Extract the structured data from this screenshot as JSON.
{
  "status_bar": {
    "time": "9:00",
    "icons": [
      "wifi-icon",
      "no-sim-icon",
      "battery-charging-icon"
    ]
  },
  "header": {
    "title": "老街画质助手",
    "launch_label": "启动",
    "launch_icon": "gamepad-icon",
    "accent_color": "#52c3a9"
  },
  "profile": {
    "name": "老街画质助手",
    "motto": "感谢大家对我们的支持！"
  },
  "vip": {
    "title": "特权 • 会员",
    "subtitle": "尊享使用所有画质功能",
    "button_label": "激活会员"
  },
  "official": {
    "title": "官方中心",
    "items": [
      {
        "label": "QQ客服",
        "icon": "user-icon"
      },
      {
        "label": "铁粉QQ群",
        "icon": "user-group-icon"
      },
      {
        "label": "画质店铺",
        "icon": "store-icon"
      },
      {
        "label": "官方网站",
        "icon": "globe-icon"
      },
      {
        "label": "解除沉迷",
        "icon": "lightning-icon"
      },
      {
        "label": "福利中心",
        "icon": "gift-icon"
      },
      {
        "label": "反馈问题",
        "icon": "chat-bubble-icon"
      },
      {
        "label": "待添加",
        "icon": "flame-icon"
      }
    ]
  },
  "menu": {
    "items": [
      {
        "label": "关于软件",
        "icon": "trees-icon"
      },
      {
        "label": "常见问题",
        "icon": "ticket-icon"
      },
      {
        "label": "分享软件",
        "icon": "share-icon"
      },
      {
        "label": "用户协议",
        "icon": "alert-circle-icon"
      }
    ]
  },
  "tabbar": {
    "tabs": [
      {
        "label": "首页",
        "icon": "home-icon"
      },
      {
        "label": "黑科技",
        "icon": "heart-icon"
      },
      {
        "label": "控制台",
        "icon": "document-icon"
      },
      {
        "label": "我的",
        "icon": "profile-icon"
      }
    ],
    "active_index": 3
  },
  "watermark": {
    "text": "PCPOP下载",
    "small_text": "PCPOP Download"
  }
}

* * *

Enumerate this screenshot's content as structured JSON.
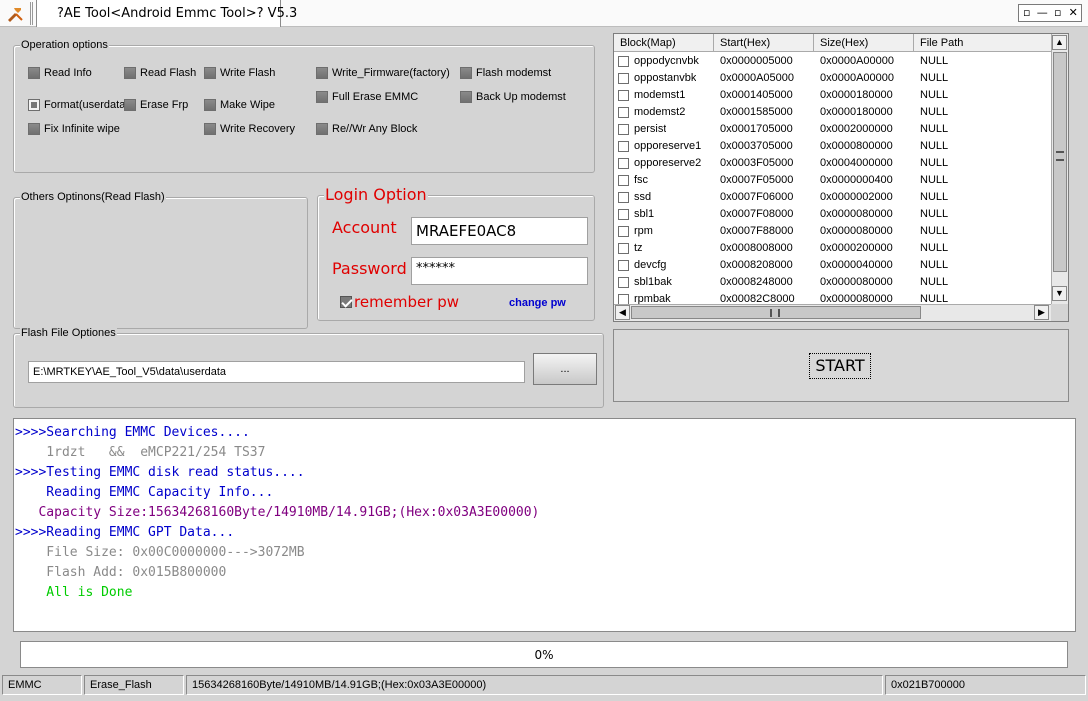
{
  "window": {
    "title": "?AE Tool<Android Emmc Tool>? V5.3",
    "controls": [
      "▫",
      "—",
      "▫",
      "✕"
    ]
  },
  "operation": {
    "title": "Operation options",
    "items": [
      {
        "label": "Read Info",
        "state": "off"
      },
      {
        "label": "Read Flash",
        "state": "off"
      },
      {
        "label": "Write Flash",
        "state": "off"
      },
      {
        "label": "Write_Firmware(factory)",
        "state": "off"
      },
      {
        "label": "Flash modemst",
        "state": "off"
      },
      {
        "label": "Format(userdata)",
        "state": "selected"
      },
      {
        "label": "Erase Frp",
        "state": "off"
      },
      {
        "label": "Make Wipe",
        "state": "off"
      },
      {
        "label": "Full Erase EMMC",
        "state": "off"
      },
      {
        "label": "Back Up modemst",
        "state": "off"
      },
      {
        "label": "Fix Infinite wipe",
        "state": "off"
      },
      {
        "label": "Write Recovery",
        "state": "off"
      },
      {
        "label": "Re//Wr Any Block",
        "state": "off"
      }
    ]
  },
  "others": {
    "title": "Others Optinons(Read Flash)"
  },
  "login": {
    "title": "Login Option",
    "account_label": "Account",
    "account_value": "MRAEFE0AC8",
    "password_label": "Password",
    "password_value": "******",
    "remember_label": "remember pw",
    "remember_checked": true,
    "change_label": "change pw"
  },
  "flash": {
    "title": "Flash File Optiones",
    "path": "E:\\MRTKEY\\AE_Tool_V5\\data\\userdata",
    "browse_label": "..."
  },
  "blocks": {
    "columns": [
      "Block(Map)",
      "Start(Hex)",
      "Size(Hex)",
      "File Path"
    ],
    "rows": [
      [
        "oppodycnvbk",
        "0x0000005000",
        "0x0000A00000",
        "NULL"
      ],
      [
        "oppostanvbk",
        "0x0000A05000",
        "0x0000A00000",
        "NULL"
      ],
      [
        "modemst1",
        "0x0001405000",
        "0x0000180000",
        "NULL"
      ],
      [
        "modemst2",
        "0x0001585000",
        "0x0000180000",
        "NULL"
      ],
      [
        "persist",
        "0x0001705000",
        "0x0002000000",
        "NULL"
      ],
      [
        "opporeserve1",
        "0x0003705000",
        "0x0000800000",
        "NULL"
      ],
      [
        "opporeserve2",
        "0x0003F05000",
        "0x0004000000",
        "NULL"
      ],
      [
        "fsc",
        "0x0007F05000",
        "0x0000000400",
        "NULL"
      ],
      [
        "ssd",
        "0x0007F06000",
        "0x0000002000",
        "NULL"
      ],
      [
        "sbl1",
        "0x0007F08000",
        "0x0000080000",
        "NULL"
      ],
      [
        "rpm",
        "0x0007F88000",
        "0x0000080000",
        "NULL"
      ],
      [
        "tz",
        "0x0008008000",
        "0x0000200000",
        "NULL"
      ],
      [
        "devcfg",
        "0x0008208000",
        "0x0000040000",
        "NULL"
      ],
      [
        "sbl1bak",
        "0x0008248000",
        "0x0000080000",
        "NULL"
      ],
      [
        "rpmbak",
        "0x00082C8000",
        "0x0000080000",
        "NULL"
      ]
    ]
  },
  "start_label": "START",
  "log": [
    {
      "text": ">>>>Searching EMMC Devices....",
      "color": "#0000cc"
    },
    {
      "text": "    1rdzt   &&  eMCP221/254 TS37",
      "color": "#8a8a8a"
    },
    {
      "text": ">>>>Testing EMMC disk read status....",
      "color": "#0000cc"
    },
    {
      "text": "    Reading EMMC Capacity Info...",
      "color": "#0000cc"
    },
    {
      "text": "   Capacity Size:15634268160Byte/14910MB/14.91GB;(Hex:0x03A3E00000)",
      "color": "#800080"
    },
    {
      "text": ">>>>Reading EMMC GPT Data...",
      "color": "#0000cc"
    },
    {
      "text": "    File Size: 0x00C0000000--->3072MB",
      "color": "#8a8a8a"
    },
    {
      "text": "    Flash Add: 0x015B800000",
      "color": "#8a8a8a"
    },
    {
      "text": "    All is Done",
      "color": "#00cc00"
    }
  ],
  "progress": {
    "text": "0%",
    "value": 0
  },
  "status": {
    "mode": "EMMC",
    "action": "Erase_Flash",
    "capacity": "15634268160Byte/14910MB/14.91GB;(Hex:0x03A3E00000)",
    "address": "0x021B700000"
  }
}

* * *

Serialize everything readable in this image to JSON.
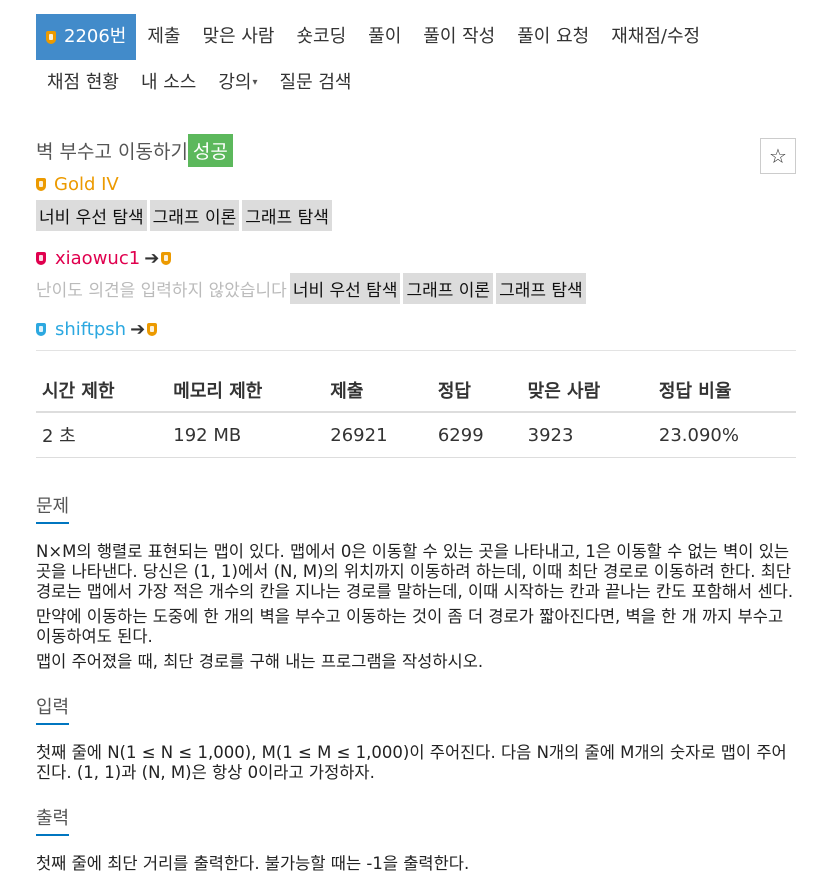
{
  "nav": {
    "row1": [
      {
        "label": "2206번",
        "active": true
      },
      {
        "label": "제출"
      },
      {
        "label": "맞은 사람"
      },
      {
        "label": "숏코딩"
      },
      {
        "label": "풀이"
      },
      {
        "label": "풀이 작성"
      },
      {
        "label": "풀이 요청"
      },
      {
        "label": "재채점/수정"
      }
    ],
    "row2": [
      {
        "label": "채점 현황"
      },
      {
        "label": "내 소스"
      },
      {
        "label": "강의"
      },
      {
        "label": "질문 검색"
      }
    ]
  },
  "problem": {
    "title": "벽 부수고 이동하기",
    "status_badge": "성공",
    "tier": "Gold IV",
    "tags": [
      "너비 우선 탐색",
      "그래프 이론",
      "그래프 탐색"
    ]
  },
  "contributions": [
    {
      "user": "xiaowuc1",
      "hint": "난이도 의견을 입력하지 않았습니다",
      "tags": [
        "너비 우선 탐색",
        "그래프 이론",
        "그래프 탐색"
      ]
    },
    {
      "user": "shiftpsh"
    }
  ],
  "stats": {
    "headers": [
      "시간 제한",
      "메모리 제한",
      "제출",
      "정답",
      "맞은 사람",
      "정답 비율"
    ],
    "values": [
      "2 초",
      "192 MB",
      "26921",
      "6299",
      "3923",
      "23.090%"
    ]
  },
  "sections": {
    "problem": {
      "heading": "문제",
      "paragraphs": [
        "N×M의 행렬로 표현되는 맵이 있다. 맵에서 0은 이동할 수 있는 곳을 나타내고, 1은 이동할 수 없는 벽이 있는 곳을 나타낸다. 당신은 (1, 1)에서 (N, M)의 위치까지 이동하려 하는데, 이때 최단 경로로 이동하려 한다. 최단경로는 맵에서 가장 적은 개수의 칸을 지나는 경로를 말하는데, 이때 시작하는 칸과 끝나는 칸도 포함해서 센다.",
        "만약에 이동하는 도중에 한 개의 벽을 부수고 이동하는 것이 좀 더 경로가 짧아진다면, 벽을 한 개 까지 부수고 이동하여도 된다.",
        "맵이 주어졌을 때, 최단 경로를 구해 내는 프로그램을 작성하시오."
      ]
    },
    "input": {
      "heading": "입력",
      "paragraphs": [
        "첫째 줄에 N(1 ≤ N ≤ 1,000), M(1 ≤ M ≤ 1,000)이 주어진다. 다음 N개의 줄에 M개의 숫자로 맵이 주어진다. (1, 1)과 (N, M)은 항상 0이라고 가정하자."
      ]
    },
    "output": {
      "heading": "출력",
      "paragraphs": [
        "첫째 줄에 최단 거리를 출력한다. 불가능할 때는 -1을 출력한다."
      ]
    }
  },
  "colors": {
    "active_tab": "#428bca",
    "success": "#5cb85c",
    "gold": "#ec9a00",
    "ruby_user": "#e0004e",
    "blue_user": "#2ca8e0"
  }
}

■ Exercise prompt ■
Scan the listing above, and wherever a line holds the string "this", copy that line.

■ Exercise output ■
Extract the structured data from this screenshot as JSON.
Enumerate this screenshot's content as structured JSON.
Serialize everything readable in this image to JSON.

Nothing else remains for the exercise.